long-forgotten comatose patients to awaken to full consciousness.
Directed by Penny Marshall
Written by Steven Zaillian
Starring Robin Williams, Robert De Niro, Julie Kavner,
John Heard, Ruth Nelson, Penelope Ann Miller, Alice Drummond
Based on the book by Oliver Sacks
Oscar Nominations - Best Picture, Best Actor (Robert De Niro), Best Adapted Screenplay
We take so much of life for granted. Little things like taking a walk or talking to a loved one. We forget that there are people out there who are trapped inside their own mind. Their bodies have betrayed them, but they're still alive. This film tells the story of one such group of people who found a brief respite from their living hell thanks to the efforts of one man who believed he could help them. What followed was nothing short of a miracle, and though it didn't last, it remains significant nonetheless. Awakenings is a masterpiece of storytelling as well as performance, with Robin Williams and Robert De Niro both exceling in roles far outside their respective comfort zones.
In 1969, Dr. Malcolm Sayer (a stand-in for real-life Dr. Oliver Sacks) became convinced that chronic comatose patients still retained a spark of humanity within them. If that spark could be stoked, it could potentially revive them. Thanks to an experimental Parkinson's drug, Dr. Sayer was able to revive Leonard Lowe (De Niro), who had been in a vegetative state for thirty years. De Niro is unbelievable as Leonard, who is forced to adapt to a world that has moved on without him and sees him as a living science experiment. The scene where he's reunited with his mother had me in tears. But alas, the drug was not permanent, and all the patients regrettable fell back into their comatose states. We never did find out what brought them back or what made them lose it again.

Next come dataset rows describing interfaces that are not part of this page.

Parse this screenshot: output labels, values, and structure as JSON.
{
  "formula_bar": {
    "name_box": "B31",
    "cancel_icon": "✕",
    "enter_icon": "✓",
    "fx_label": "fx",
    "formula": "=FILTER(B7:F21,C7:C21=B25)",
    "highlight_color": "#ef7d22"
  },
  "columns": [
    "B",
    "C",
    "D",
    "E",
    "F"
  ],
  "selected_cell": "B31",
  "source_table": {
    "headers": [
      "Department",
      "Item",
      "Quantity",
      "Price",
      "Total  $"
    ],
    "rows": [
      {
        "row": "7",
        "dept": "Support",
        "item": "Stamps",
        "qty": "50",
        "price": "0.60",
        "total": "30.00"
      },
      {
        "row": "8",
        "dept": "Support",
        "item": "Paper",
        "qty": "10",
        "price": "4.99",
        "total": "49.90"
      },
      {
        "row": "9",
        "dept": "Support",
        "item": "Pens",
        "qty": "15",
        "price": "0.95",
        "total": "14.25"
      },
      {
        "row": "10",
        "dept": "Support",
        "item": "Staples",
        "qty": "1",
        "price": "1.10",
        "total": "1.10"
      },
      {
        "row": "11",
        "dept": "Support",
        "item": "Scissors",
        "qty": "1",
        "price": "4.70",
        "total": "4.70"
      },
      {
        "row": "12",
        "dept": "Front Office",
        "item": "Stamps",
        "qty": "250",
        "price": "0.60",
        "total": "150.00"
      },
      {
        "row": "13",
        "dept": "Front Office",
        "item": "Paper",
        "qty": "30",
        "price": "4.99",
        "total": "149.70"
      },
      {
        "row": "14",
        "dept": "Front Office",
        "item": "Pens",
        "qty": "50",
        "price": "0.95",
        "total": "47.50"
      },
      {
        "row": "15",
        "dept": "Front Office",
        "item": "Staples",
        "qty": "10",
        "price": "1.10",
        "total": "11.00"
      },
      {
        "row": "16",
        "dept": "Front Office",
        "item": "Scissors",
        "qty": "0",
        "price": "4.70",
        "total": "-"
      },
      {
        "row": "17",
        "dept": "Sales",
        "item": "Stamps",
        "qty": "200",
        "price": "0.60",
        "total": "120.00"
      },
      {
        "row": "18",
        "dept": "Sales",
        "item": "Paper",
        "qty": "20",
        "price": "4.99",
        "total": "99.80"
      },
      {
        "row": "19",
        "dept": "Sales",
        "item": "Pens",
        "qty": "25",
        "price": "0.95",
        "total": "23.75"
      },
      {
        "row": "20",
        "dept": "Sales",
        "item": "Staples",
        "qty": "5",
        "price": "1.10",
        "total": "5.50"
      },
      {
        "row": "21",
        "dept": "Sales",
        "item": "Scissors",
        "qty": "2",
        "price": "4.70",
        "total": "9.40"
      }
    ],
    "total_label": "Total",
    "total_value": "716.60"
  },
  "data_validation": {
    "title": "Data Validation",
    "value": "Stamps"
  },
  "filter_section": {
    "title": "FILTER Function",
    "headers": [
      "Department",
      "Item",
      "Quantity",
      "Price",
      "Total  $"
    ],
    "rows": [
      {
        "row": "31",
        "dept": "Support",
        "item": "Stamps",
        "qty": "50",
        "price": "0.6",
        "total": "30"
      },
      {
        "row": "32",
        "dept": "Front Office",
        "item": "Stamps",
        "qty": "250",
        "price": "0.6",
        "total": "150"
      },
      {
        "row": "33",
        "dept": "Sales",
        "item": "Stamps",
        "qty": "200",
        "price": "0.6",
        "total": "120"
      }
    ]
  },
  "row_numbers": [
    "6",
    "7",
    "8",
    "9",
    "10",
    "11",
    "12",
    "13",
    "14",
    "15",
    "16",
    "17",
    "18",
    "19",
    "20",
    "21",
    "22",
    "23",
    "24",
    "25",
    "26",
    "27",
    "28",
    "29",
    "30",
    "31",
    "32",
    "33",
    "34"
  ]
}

Awakenings is a fantastic drama that tells an inspirational story of human endurance. The will to live is the strongest force on earth, and it exists within each and every one of us. The patients that Dr. Sayer (or Sacks) revived got a second chance at life, however brief. This film will move you, it will infuriate you, but most of all it will change your perspective on the life you have.